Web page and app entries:
──────────────────────────────
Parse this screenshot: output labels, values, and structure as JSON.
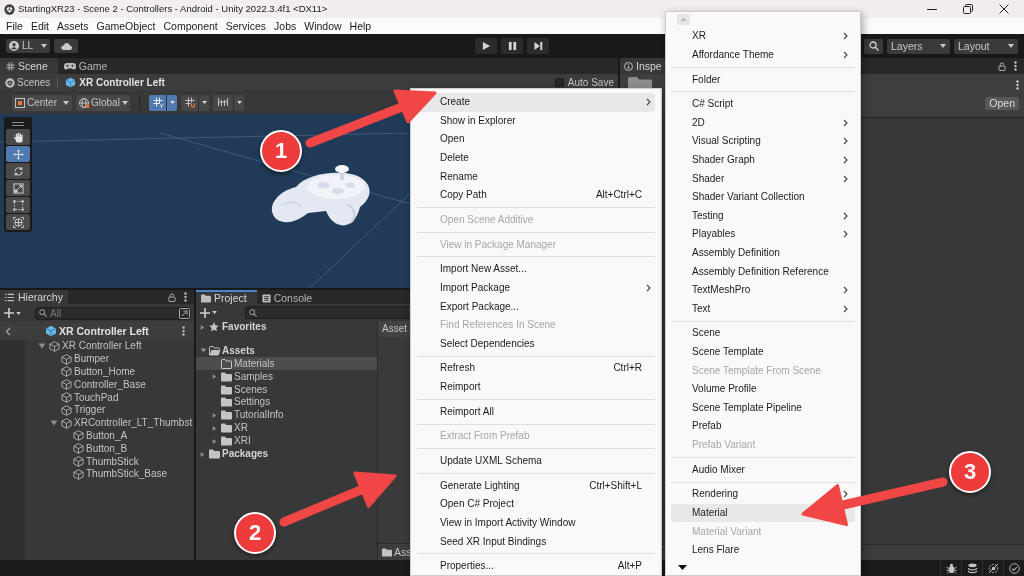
{
  "window": {
    "title": "StartingXR23 - Scene 2 - Controllers - Android - Unity 2022.3.4f1 <DX11>"
  },
  "menu_bar": [
    "File",
    "Edit",
    "Assets",
    "GameObject",
    "Component",
    "Services",
    "Jobs",
    "Window",
    "Help"
  ],
  "toolbar": {
    "account": "LL",
    "layers": "Layers",
    "layout": "Layout"
  },
  "scene_panel": {
    "tabs": [
      {
        "label": "Scene",
        "selected": true
      },
      {
        "label": "Game",
        "selected": false
      }
    ],
    "breadcrumb": {
      "root": "Scenes",
      "current": "XR Controller Left"
    },
    "auto_save": {
      "label": "Auto Save",
      "checked": false
    },
    "pivot": "Center",
    "space": "Global",
    "view_toggles": [
      {
        "active": true
      },
      {
        "active": false
      },
      {
        "active": false
      }
    ],
    "tools": [
      {
        "selected": false
      },
      {
        "selected": true
      },
      {
        "selected": false
      },
      {
        "selected": false
      },
      {
        "selected": false
      },
      {
        "selected": false
      }
    ]
  },
  "inspector": {
    "tab": "Inspe",
    "open_button": "Open"
  },
  "hierarchy": {
    "tab": "Hierarchy",
    "search_placeholder": "All",
    "header": "XR Controller Left",
    "tree": [
      {
        "label": "XR Controller Left",
        "expanded": true,
        "children": [
          {
            "label": "Bumper"
          },
          {
            "label": "Button_Home"
          },
          {
            "label": "Controller_Base"
          },
          {
            "label": "TouchPad"
          },
          {
            "label": "Trigger"
          },
          {
            "label": "XRController_LT_Thumbst",
            "expanded": true,
            "children": [
              {
                "label": "Button_A"
              },
              {
                "label": "Button_B"
              },
              {
                "label": "ThumbStick"
              },
              {
                "label": "ThumbStick_Base"
              }
            ]
          }
        ]
      }
    ]
  },
  "project": {
    "tabs": [
      {
        "label": "Project",
        "selected": true
      },
      {
        "label": "Console",
        "selected": false
      }
    ],
    "tree": [
      {
        "label": "Favorites",
        "kind": "favorites",
        "expanded": false,
        "selected": false
      },
      {
        "label": "Assets",
        "kind": "folder",
        "expanded": true,
        "selected": false,
        "children": [
          {
            "label": "Materials",
            "kind": "empty_folder",
            "selected": true
          },
          {
            "label": "Samples",
            "kind": "folder",
            "expanded": false,
            "selected": false
          },
          {
            "label": "Scenes",
            "kind": "folder",
            "selected": false
          },
          {
            "label": "Settings",
            "kind": "folder",
            "selected": false
          },
          {
            "label": "TutorialInfo",
            "kind": "folder",
            "expanded": false,
            "selected": false
          },
          {
            "label": "XR",
            "kind": "folder",
            "expanded": false,
            "selected": false
          },
          {
            "label": "XRI",
            "kind": "folder",
            "expanded": false,
            "selected": false
          }
        ]
      },
      {
        "label": "Packages",
        "kind": "folder",
        "expanded": false,
        "selected": false
      }
    ],
    "path": "Asset",
    "footer": "Ass"
  },
  "context_menu": {
    "items": [
      {
        "kind": "item",
        "label": "Create",
        "submenu": true,
        "disabled": false,
        "selected": true
      },
      {
        "kind": "item",
        "label": "Show in Explorer",
        "submenu": false,
        "disabled": false,
        "selected": false
      },
      {
        "kind": "item",
        "label": "Open",
        "submenu": false,
        "disabled": false,
        "selected": false
      },
      {
        "kind": "item",
        "label": "Delete",
        "submenu": false,
        "disabled": false,
        "selected": false
      },
      {
        "kind": "item",
        "label": "Rename",
        "submenu": false,
        "disabled": false,
        "selected": false
      },
      {
        "kind": "item",
        "label": "Copy Path",
        "shortcut": "Alt+Ctrl+C",
        "submenu": false,
        "disabled": false,
        "selected": false
      },
      {
        "kind": "separator"
      },
      {
        "kind": "item",
        "label": "Open Scene Additive",
        "submenu": false,
        "disabled": true,
        "selected": false
      },
      {
        "kind": "separator"
      },
      {
        "kind": "item",
        "label": "View in Package Manager",
        "submenu": false,
        "disabled": true,
        "selected": false
      },
      {
        "kind": "separator"
      },
      {
        "kind": "item",
        "label": "Import New Asset...",
        "submenu": false,
        "disabled": false,
        "selected": false
      },
      {
        "kind": "item",
        "label": "Import Package",
        "submenu": true,
        "disabled": false,
        "selected": false
      },
      {
        "kind": "item",
        "label": "Export Package...",
        "submenu": false,
        "disabled": false,
        "selected": false
      },
      {
        "kind": "item",
        "label": "Find References In Scene",
        "submenu": false,
        "disabled": true,
        "selected": false
      },
      {
        "kind": "item",
        "label": "Select Dependencies",
        "submenu": false,
        "disabled": false,
        "selected": false
      },
      {
        "kind": "separator"
      },
      {
        "kind": "item",
        "label": "Refresh",
        "shortcut": "Ctrl+R",
        "submenu": false,
        "disabled": false,
        "selected": false
      },
      {
        "kind": "item",
        "label": "Reimport",
        "submenu": false,
        "disabled": false,
        "selected": false
      },
      {
        "kind": "separator"
      },
      {
        "kind": "item",
        "label": "Reimport All",
        "submenu": false,
        "disabled": false,
        "selected": false
      },
      {
        "kind": "separator"
      },
      {
        "kind": "item",
        "label": "Extract From Prefab",
        "submenu": false,
        "disabled": true,
        "selected": false
      },
      {
        "kind": "separator"
      },
      {
        "kind": "item",
        "label": "Update UXML Schema",
        "submenu": false,
        "disabled": false,
        "selected": false
      },
      {
        "kind": "separator"
      },
      {
        "kind": "item",
        "label": "Generate Lighting",
        "shortcut": "Ctrl+Shift+L",
        "submenu": false,
        "disabled": false,
        "selected": false
      },
      {
        "kind": "item",
        "label": "Open C# Project",
        "submenu": false,
        "disabled": false,
        "selected": false
      },
      {
        "kind": "item",
        "label": "View in Import Activity Window",
        "submenu": false,
        "disabled": false,
        "selected": false
      },
      {
        "kind": "item",
        "label": "Seed XR Input Bindings",
        "submenu": false,
        "disabled": false,
        "selected": false
      },
      {
        "kind": "separator"
      },
      {
        "kind": "item",
        "label": "Properties...",
        "shortcut": "Alt+P",
        "submenu": false,
        "disabled": false,
        "selected": false
      }
    ]
  },
  "create_submenu": {
    "items": [
      {
        "kind": "item",
        "label": "XR",
        "submenu": true,
        "disabled": false,
        "selected": false
      },
      {
        "kind": "item",
        "label": "Affordance Theme",
        "submenu": true,
        "disabled": false,
        "selected": false
      },
      {
        "kind": "separator"
      },
      {
        "kind": "item",
        "label": "Folder",
        "submenu": false,
        "disabled": false,
        "selected": false
      },
      {
        "kind": "separator"
      },
      {
        "kind": "item",
        "label": "C# Script",
        "submenu": false,
        "disabled": false,
        "selected": false
      },
      {
        "kind": "item",
        "label": "2D",
        "submenu": true,
        "disabled": false,
        "selected": false
      },
      {
        "kind": "item",
        "label": "Visual Scripting",
        "submenu": true,
        "disabled": false,
        "selected": false
      },
      {
        "kind": "item",
        "label": "Shader Graph",
        "submenu": true,
        "disabled": false,
        "selected": false
      },
      {
        "kind": "item",
        "label": "Shader",
        "submenu": true,
        "disabled": false,
        "selected": false
      },
      {
        "kind": "item",
        "label": "Shader Variant Collection",
        "submenu": false,
        "disabled": false,
        "selected": false
      },
      {
        "kind": "item",
        "label": "Testing",
        "submenu": true,
        "disabled": false,
        "selected": false
      },
      {
        "kind": "item",
        "label": "Playables",
        "submenu": true,
        "disabled": false,
        "selected": false
      },
      {
        "kind": "item",
        "label": "Assembly Definition",
        "submenu": false,
        "disabled": false,
        "selected": false
      },
      {
        "kind": "item",
        "label": "Assembly Definition Reference",
        "submenu": false,
        "disabled": false,
        "selected": false
      },
      {
        "kind": "item",
        "label": "TextMeshPro",
        "submenu": true,
        "disabled": false,
        "selected": false
      },
      {
        "kind": "item",
        "label": "Text",
        "submenu": true,
        "disabled": false,
        "selected": false
      },
      {
        "kind": "separator"
      },
      {
        "kind": "item",
        "label": "Scene",
        "submenu": false,
        "disabled": false,
        "selected": false
      },
      {
        "kind": "item",
        "label": "Scene Template",
        "submenu": false,
        "disabled": false,
        "selected": false
      },
      {
        "kind": "item",
        "label": "Scene Template From Scene",
        "submenu": false,
        "disabled": true,
        "selected": false
      },
      {
        "kind": "item",
        "label": "Volume Profile",
        "submenu": false,
        "disabled": false,
        "selected": false
      },
      {
        "kind": "item",
        "label": "Scene Template Pipeline",
        "submenu": false,
        "disabled": false,
        "selected": false
      },
      {
        "kind": "item",
        "label": "Prefab",
        "submenu": false,
        "disabled": false,
        "selected": false
      },
      {
        "kind": "item",
        "label": "Prefab Variant",
        "submenu": false,
        "disabled": true,
        "selected": false
      },
      {
        "kind": "separator"
      },
      {
        "kind": "item",
        "label": "Audio Mixer",
        "submenu": false,
        "disabled": false,
        "selected": false
      },
      {
        "kind": "separator"
      },
      {
        "kind": "item",
        "label": "Rendering",
        "submenu": true,
        "disabled": false,
        "selected": false
      },
      {
        "kind": "item",
        "label": "Material",
        "submenu": false,
        "disabled": false,
        "selected": true
      },
      {
        "kind": "item",
        "label": "Material Variant",
        "submenu": false,
        "disabled": true,
        "selected": false
      },
      {
        "kind": "item",
        "label": "Lens Flare",
        "submenu": false,
        "disabled": false,
        "selected": false
      }
    ]
  },
  "annotations": [
    {
      "number": "1"
    },
    {
      "number": "2"
    },
    {
      "number": "3"
    }
  ]
}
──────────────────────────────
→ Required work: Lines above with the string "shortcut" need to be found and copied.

→ Solution:
        "shortcut": "Alt+Ctrl+C",
        "shortcut": "Ctrl+R",
        "shortcut": "Ctrl+Shift+L",
        "shortcut": "Alt+P",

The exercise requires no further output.